It wasn't always this way. Look at the data from prior years. The rest of the state leapt to accelerate students in math while MBUSD moved more slowly. They are where the rest of the state used to be.

Pennamite pointed out that the ultimate losers in this game are the kids. They are being held back until the school is sure that they will perform very well on the standardized tests. The default is to not challenge/stress the students. Otherwise, the kids might not score so highly and the schools will face some angry parents.

There is some grumbling on the soccer fields about the lack of challenge in math curriculum in MBUSD. One MB mom who has her kids on permit in RB has cited that as the main driver for leaving their school district. She works in the education field. I wonder how long it will take for the rest of the parents to become aware of how fixation with test scores is shortchanging their kids?

A (IMHO) good use of standardized test scores:
The RBUSD superintendent and the administrators of RBUHS are concerned that the middle schools are pushing the kids too far and too fast into higher level math. When 9th graders take Algebra 2, some of them do very poorly in the class. Would they have done better with an extra year of maturity? Did the system set them up for failure?

The standardized test scores support that view. The average test scores of the kids in the accelerated math track in RBUSD are slightly above the statewide average for kids of the same age, and they are twice as likely to be on an accelerated math track. But they are far behind the kids in MBUSD, which takes a much more selective approach. Are higher test scores (which I hope means mastery of the subject) a consequence of the extra year of arithmetic and pre-pre-Algebra? That's a subject worth further study.

The district and the HS want to try a more selective approach. Giving only kids that we are confident will succeed a chance to succeed will certainly result in higher test scores. But is that a laudable goal? As I explained in Math class is tough!, my bias is to put kids in the most challenging math class they can handle. That might mean putting some kids on the edge to see if they surprise us--and themselves. I've triumphed over difficult math classes and it has changed me profoundly for the better.
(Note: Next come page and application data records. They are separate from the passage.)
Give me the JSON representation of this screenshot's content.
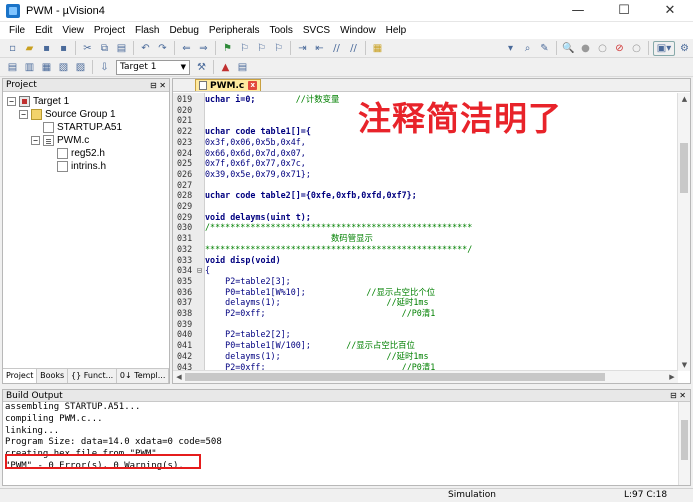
{
  "window": {
    "title": "PWM - µVision4",
    "controls": [
      "—",
      "☐",
      "✕"
    ]
  },
  "menu": [
    "File",
    "Edit",
    "View",
    "Project",
    "Flash",
    "Debug",
    "Peripherals",
    "Tools",
    "SVCS",
    "Window",
    "Help"
  ],
  "toolbar2": {
    "target_select": "Target 1"
  },
  "project_panel": {
    "title": "Project",
    "tree": [
      {
        "label": "Target 1",
        "level": 0,
        "type": "target",
        "expander": "−"
      },
      {
        "label": "Source Group 1",
        "level": 1,
        "type": "folder",
        "expander": "−"
      },
      {
        "label": "STARTUP.A51",
        "level": 2,
        "type": "file",
        "expander": ""
      },
      {
        "label": "PWM.c",
        "level": 2,
        "type": "cfile",
        "expander": "−"
      },
      {
        "label": "reg52.h",
        "level": 3,
        "type": "file",
        "expander": ""
      },
      {
        "label": "intrins.h",
        "level": 3,
        "type": "file",
        "expander": ""
      }
    ],
    "tabs": [
      "Project",
      "Books",
      "{} Funct...",
      "0↓ Templ..."
    ]
  },
  "editor": {
    "tab_label": "PWM.c",
    "lines": [
      {
        "n": "019",
        "fold": "",
        "code": "uchar i=0;        ",
        "comment": "//计数变量"
      },
      {
        "n": "020",
        "fold": "",
        "code": "",
        "comment": ""
      },
      {
        "n": "021",
        "fold": "",
        "code": "",
        "comment": ""
      },
      {
        "n": "022",
        "fold": "",
        "code": "uchar code table1[]={",
        "comment": ""
      },
      {
        "n": "023",
        "fold": "",
        "code": "0x3f,0x06,0x5b,0x4f,",
        "comment": ""
      },
      {
        "n": "024",
        "fold": "",
        "code": "0x66,0x6d,0x7d,0x07,",
        "comment": ""
      },
      {
        "n": "025",
        "fold": "",
        "code": "0x7f,0x6f,0x77,0x7c,",
        "comment": ""
      },
      {
        "n": "026",
        "fold": "",
        "code": "0x39,0x5e,0x79,0x71};",
        "comment": ""
      },
      {
        "n": "027",
        "fold": "",
        "code": "",
        "comment": ""
      },
      {
        "n": "028",
        "fold": "",
        "code": "uchar code table2[]={0xfe,0xfb,0xfd,0xf7};",
        "comment": ""
      },
      {
        "n": "029",
        "fold": "",
        "code": "",
        "comment": ""
      },
      {
        "n": "029",
        "fold": "",
        "code": "void delayms(uint t);",
        "comment": ""
      },
      {
        "n": "030",
        "fold": "",
        "code": "",
        "comment": "/****************************************************"
      },
      {
        "n": "031",
        "fold": "",
        "code": "",
        "comment": "                         数码管显示"
      },
      {
        "n": "032",
        "fold": "",
        "code": "",
        "comment": "****************************************************/"
      },
      {
        "n": "033",
        "fold": "",
        "code": "void disp(void)",
        "comment": ""
      },
      {
        "n": "034",
        "fold": "⊟",
        "code": "{",
        "comment": ""
      },
      {
        "n": "035",
        "fold": "",
        "code": "    P2=table2[3];",
        "comment": ""
      },
      {
        "n": "036",
        "fold": "",
        "code": "    P0=table1[W%10];            ",
        "comment": "//显示占空比个位"
      },
      {
        "n": "037",
        "fold": "",
        "code": "    delayms(1);                     ",
        "comment": "//延时1ms"
      },
      {
        "n": "038",
        "fold": "",
        "code": "    P2=0xff;                           ",
        "comment": "//P0清1"
      },
      {
        "n": "039",
        "fold": "",
        "code": "",
        "comment": ""
      },
      {
        "n": "040",
        "fold": "",
        "code": "    P2=table2[2];",
        "comment": ""
      },
      {
        "n": "041",
        "fold": "",
        "code": "    P0=table1[W/100];       ",
        "comment": "//显示占空比百位"
      },
      {
        "n": "042",
        "fold": "",
        "code": "    delayms(1);                     ",
        "comment": "//延时1ms"
      },
      {
        "n": "043",
        "fold": "",
        "code": "    P2=0xff;                           ",
        "comment": "//P0清1"
      },
      {
        "n": "044",
        "fold": "",
        "code": "",
        "comment": ""
      }
    ]
  },
  "annotation": {
    "text": "注释简洁明了",
    "color": "#e8232a"
  },
  "build_output": {
    "title": "Build Output",
    "lines": [
      "assembling STARTUP.A51...",
      "compiling PWM.c...",
      "linking...",
      "Program Size: data=14.0 xdata=0 code=508",
      "creating hex file from \"PWM\"...",
      "\"PWM\" - 0 Error(s), 0 Warning(s)."
    ]
  },
  "statusbar": {
    "mode": "Simulation",
    "position": "L:97 C:18"
  }
}
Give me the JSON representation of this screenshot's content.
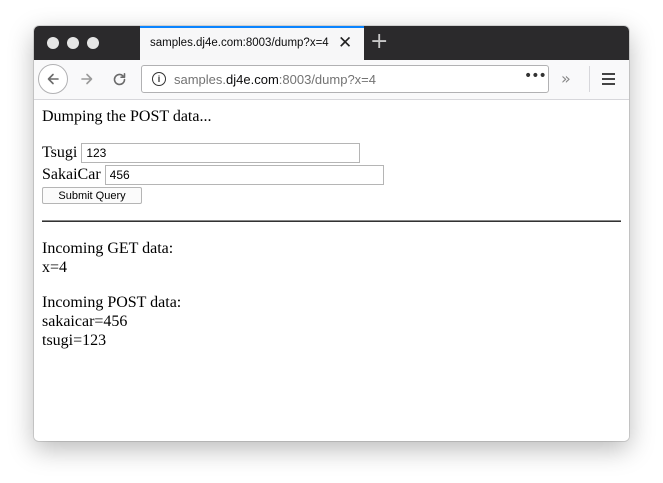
{
  "browser": {
    "tab_title": "samples.dj4e.com:8003/dump?x=4",
    "url_host_prefix": "samples.",
    "url_host": "dj4e.com",
    "url_rest": ":8003/dump?x=4",
    "page_actions_label": "•••"
  },
  "page": {
    "heading": "Dumping the POST data...",
    "form": {
      "tsugi_label": "Tsugi",
      "tsugi_value": "123",
      "sakaicar_label": "SakaiCar",
      "sakaicar_value": "456",
      "submit_label": "Submit Query"
    },
    "get_section": {
      "title": "Incoming GET data:",
      "lines": [
        "x=4"
      ]
    },
    "post_section": {
      "title": "Incoming POST data:",
      "lines": [
        "sakaicar=456",
        "tsugi=123"
      ]
    }
  }
}
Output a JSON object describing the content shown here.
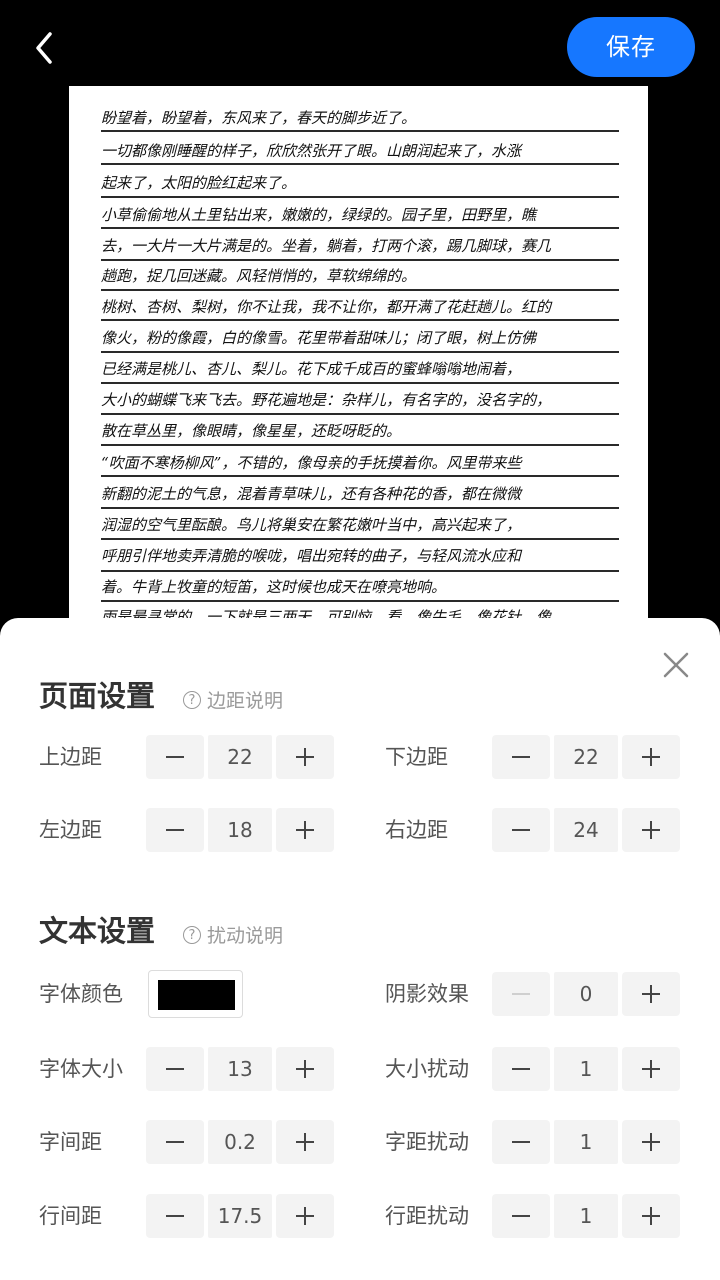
{
  "header": {
    "save_label": "保存"
  },
  "paper": {
    "lines": [
      "盼望着，盼望着，东风来了，春天的脚步近了。",
      "一切都像刚睡醒的样子，欣欣然张开了眼。山朗润起来了，水涨",
      "起来了，太阳的脸红起来了。",
      "小草偷偷地从土里钻出来，嫩嫩的，绿绿的。园子里，田野里，瞧",
      "去，一大片一大片满是的。坐着，躺着，打两个滚，踢几脚球，赛几",
      "趟跑，捉几回迷藏。风轻悄悄的，草软绵绵的。",
      "桃树、杏树、梨树，你不让我，我不让你，都开满了花赶趟儿。红的",
      "像火，粉的像霞，白的像雪。花里带着甜味儿；闭了眼，树上仿佛",
      "已经满是桃儿、杏儿、梨儿。花下成千成百的蜜蜂嗡嗡地闹着，",
      "大小的蝴蝶飞来飞去。野花遍地是：杂样儿，有名字的，没名字的，",
      "散在草丛里，像眼睛，像星星，还眨呀眨的。",
      "“吹面不寒杨柳风”，不错的，像母亲的手抚摸着你。风里带来些",
      "新翻的泥土的气息，混着青草味儿，还有各种花的香，都在微微",
      "润湿的空气里酝酿。鸟儿将巢安在繁花嫩叶当中，高兴起来了，",
      "呼朋引伴地卖弄清脆的喉咙，唱出宛转的曲子，与轻风流水应和",
      "着。牛背上牧童的短笛，这时候也成天在嘹亮地响。",
      "雨是最寻常的，一下就是三两天。可别恼。看，像牛毛，像花针，像"
    ]
  },
  "sheet": {
    "page_settings": {
      "title": "页面设置",
      "help_label": "边距说明",
      "fields": {
        "top_margin": {
          "label": "上边距",
          "value": "22"
        },
        "bottom_margin": {
          "label": "下边距",
          "value": "22"
        },
        "left_margin": {
          "label": "左边距",
          "value": "18"
        },
        "right_margin": {
          "label": "右边距",
          "value": "24"
        }
      }
    },
    "text_settings": {
      "title": "文本设置",
      "help_label": "扰动说明",
      "fields": {
        "font_color": {
          "label": "字体颜色",
          "value": "#000000"
        },
        "shadow": {
          "label": "阴影效果",
          "value": "0"
        },
        "font_size": {
          "label": "字体大小",
          "value": "13"
        },
        "size_jitter": {
          "label": "大小扰动",
          "value": "1"
        },
        "letter_spacing": {
          "label": "字间距",
          "value": "0.2"
        },
        "spacing_jitter": {
          "label": "字距扰动",
          "value": "1"
        },
        "line_spacing": {
          "label": "行间距",
          "value": "17.5"
        },
        "line_jitter": {
          "label": "行距扰动",
          "value": "1"
        }
      }
    }
  },
  "colors": {
    "accent": "#1677ff",
    "background": "#000000",
    "sheet": "#ffffff"
  },
  "icons": {
    "back": "chevron-left-icon",
    "close": "close-icon",
    "help": "question-circle-icon"
  }
}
RBUSD MS math teachers suggest that they intervene with struggling students earlier, before students start to fail. They already use benchmark tests several times a year to discover what the students do and do not fully comprehend. (The STAR test results come out during the summer so they are useless for individualized course correction.) Why don't the schools use the data they already have to call in students who have lapses in their math skills?
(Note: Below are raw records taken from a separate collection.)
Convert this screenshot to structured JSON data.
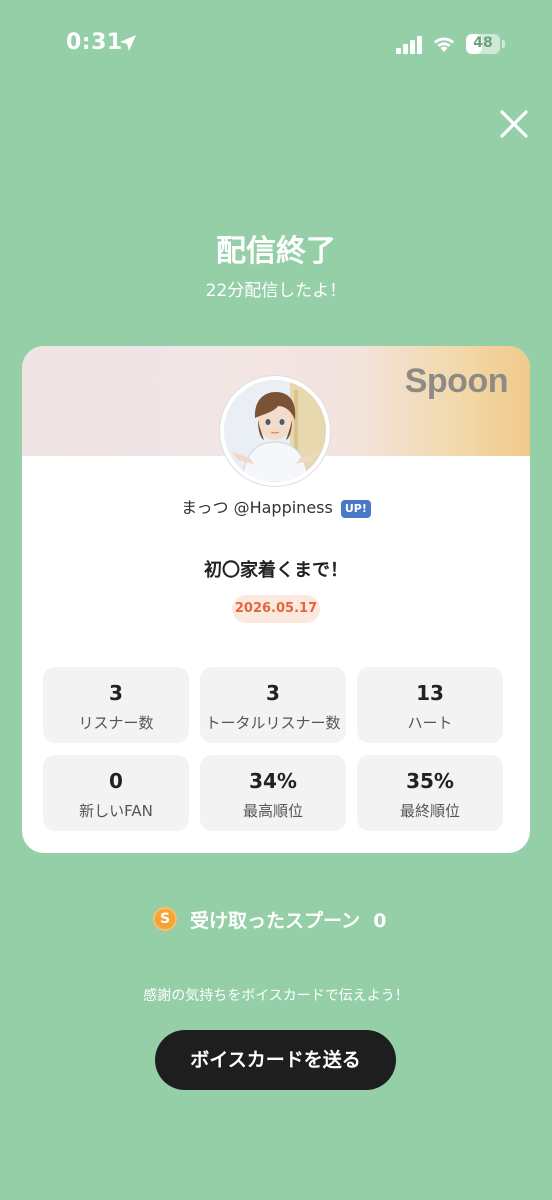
{
  "status_bar": {
    "time": "0:31",
    "battery": "48",
    "battery_level": 0.48,
    "icons": [
      "location-arrow-icon",
      "signal-icon",
      "wifi-icon",
      "battery-icon"
    ]
  },
  "header": {
    "close_icon": "close-icon",
    "title": "配信終了",
    "subtitle": "22分配信したよ！"
  },
  "card": {
    "brand": "Spoon",
    "username": "まっつ @Happiness",
    "badge": "UP!",
    "live_title": "初〇家着くまで！",
    "date": "2026.05.17",
    "stats": [
      {
        "value": "3",
        "label": "リスナー数"
      },
      {
        "value": "3",
        "label": "トータルリスナー数"
      },
      {
        "value": "13",
        "label": "ハート"
      },
      {
        "value": "0",
        "label": "新しいFAN"
      },
      {
        "value": "34%",
        "label": "最高順位"
      },
      {
        "value": "35%",
        "label": "最終順位"
      }
    ]
  },
  "spoons": {
    "icon": "spoon-coin-icon",
    "icon_letter": "S",
    "label": "受け取ったスプーン  0"
  },
  "thanks_text": "感謝の気持ちをボイスカードで伝えよう！",
  "voice_card_button": "ボイスカードを送る",
  "colors": {
    "background": "#95cfa8",
    "date_badge_text": "#e2683c",
    "button": "#1e1e1e"
  }
}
The teacher said that my conjecture in What the STAR tests really tell us was wrong. They do cover the entire Algebra 1 book before STAR testing in early May. The problem is that the pace may be slightly too fast for some of the kids. Math is a cumulative subject. Because Geometry is so orthogonal to Algebra, those gaps do not necessarily impair performance in Geometry. But missing some key concepts in Algebra 1 could really impair understanding in Algebra 2.
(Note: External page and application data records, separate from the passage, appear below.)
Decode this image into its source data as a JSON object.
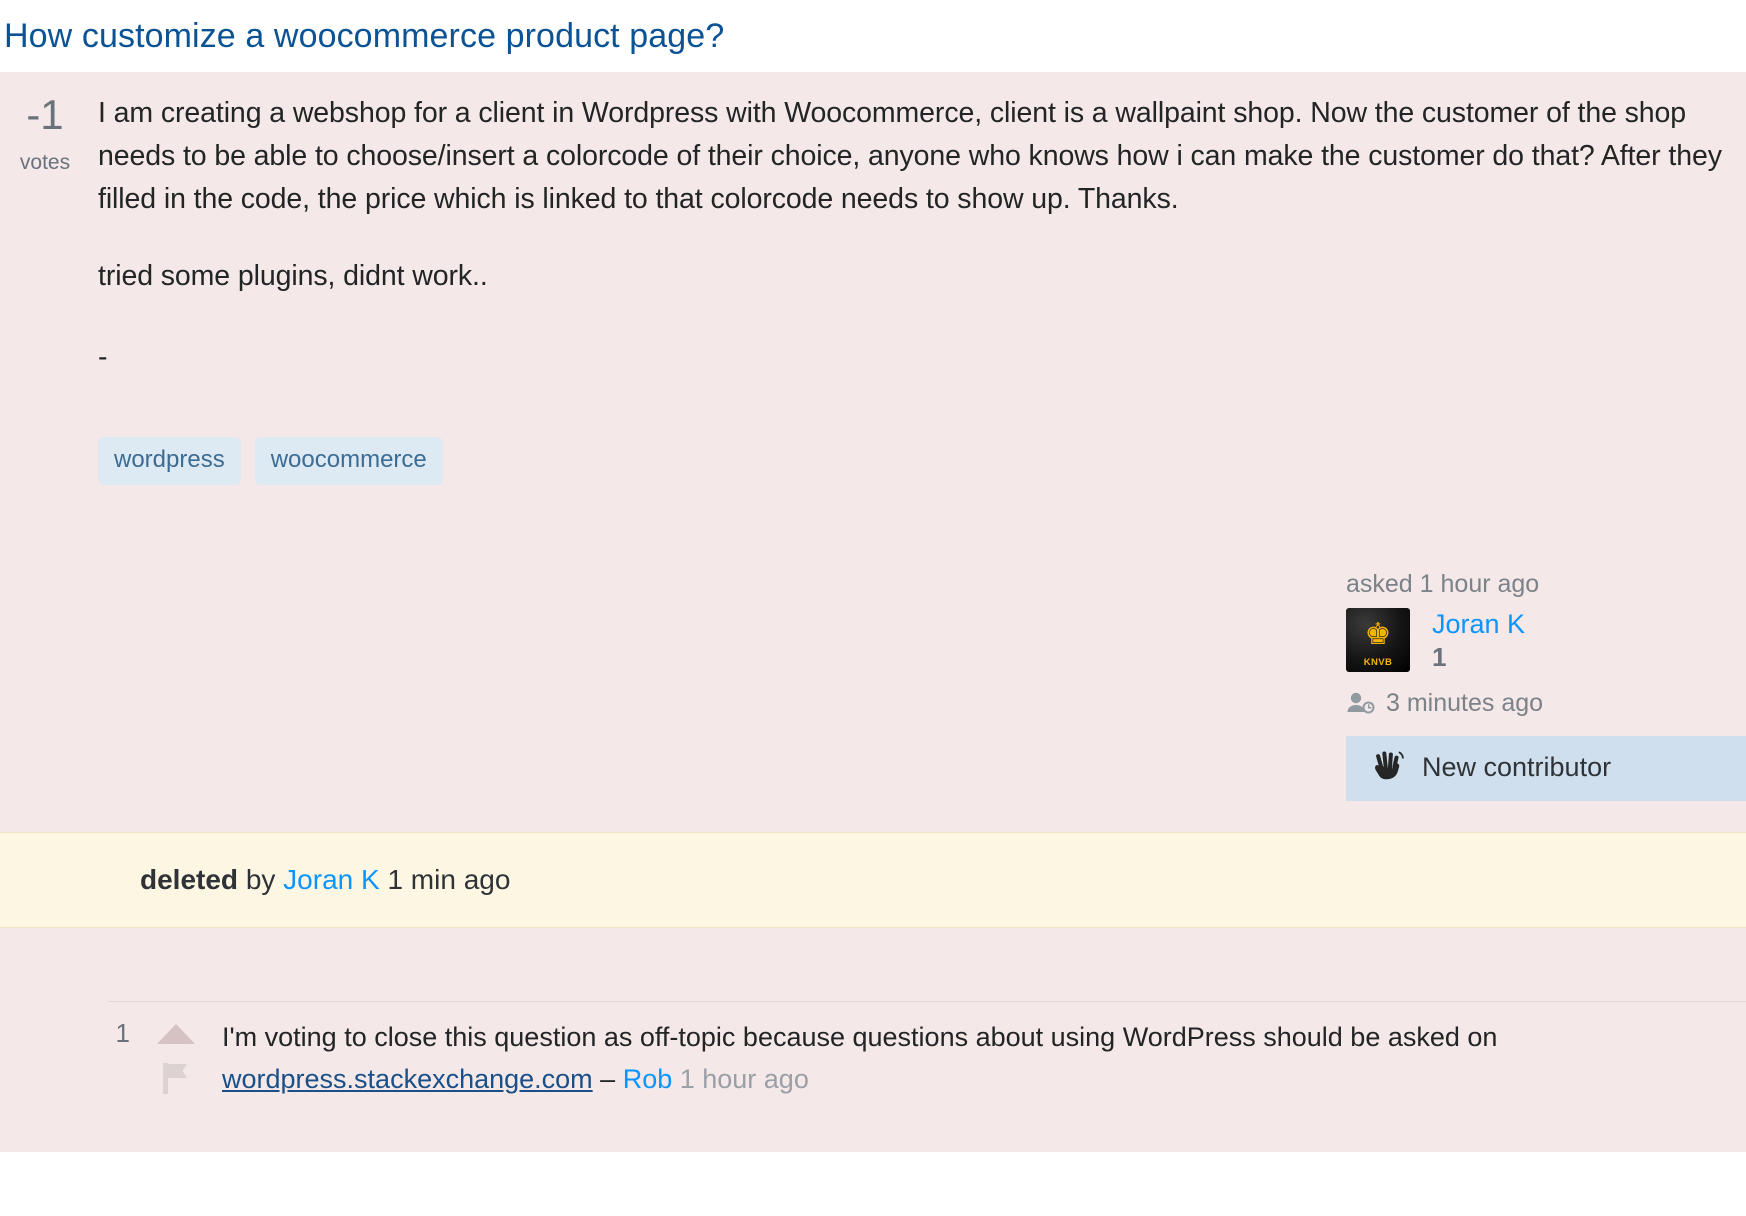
{
  "question": {
    "title": "How customize a woocommerce product page?",
    "votes": "-1",
    "votes_label": "votes",
    "body_paragraphs": [
      "I am creating a webshop for a client in Wordpress with Woocommerce, client is a wallpaint shop. Now the customer of the shop needs to be able to choose/insert a colorcode of their choice, anyone who knows how i can make the customer do that? After they filled in the code, the price which is linked to that colorcode needs to show up. Thanks.",
      "tried some plugins, didnt work..",
      "-"
    ],
    "tags": [
      "wordpress",
      "woocommerce"
    ]
  },
  "user_card": {
    "asked_line": "asked 1 hour ago",
    "avatar_icon": "knvb-lion-avatar",
    "avatar_lion_glyph": "♚",
    "avatar_caption": "KNVB",
    "user_name": "Joran K",
    "reputation": "1",
    "edited_icon": "user-clock-icon",
    "edited_time": "3 minutes ago",
    "badge_icon": "waving-hand-icon",
    "badge_glyph": "🖐",
    "badge_label": "New contributor"
  },
  "deleted_notice": {
    "action": "deleted",
    "by_word": "by",
    "user": "Joran K",
    "time": "1 min ago"
  },
  "comments": [
    {
      "score": "1",
      "upvote_icon": "upvote-triangle-icon",
      "flag_icon": "flag-icon",
      "text_before_link": "I'm voting to close this question as off-topic because questions about using WordPress should be asked on ",
      "link_text": "wordpress.stackexchange.com",
      "separator": " – ",
      "author": "Rob",
      "time": " 1 hour ago"
    }
  ],
  "colors": {
    "post_background": "#f4e8e8",
    "title_link": "#0b5394",
    "tag_background": "#dde9f3",
    "tag_text": "#3c6c93",
    "deleted_background": "#fcf6e3",
    "badge_background": "#cfdfed",
    "user_link": "#0a95ff",
    "muted_text": "#6a737c"
  }
}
Teachers can use quiz and benchmark tests to identify struggling students and set up appointments at lunch and after school to help them. The teachers are already available at lunch and for one hour after school each day for tutoring. (The teachers cooperatively work out a schedule so that one teacher for each subject will be available each day.) But the students in most need of help may not be the ones savvy or confident enough to ask for help.

So they only thing they want to do differently is to reach out to those students rather than wait for them to come in on their own. It can be done at no extra cost--the teachers at this school work off the clock so much anyway. Only after exhausting all these options, would they recommend that the kids take a step back in math.

I think that's worth a try.

UPDATE:  STAR test scores and external influences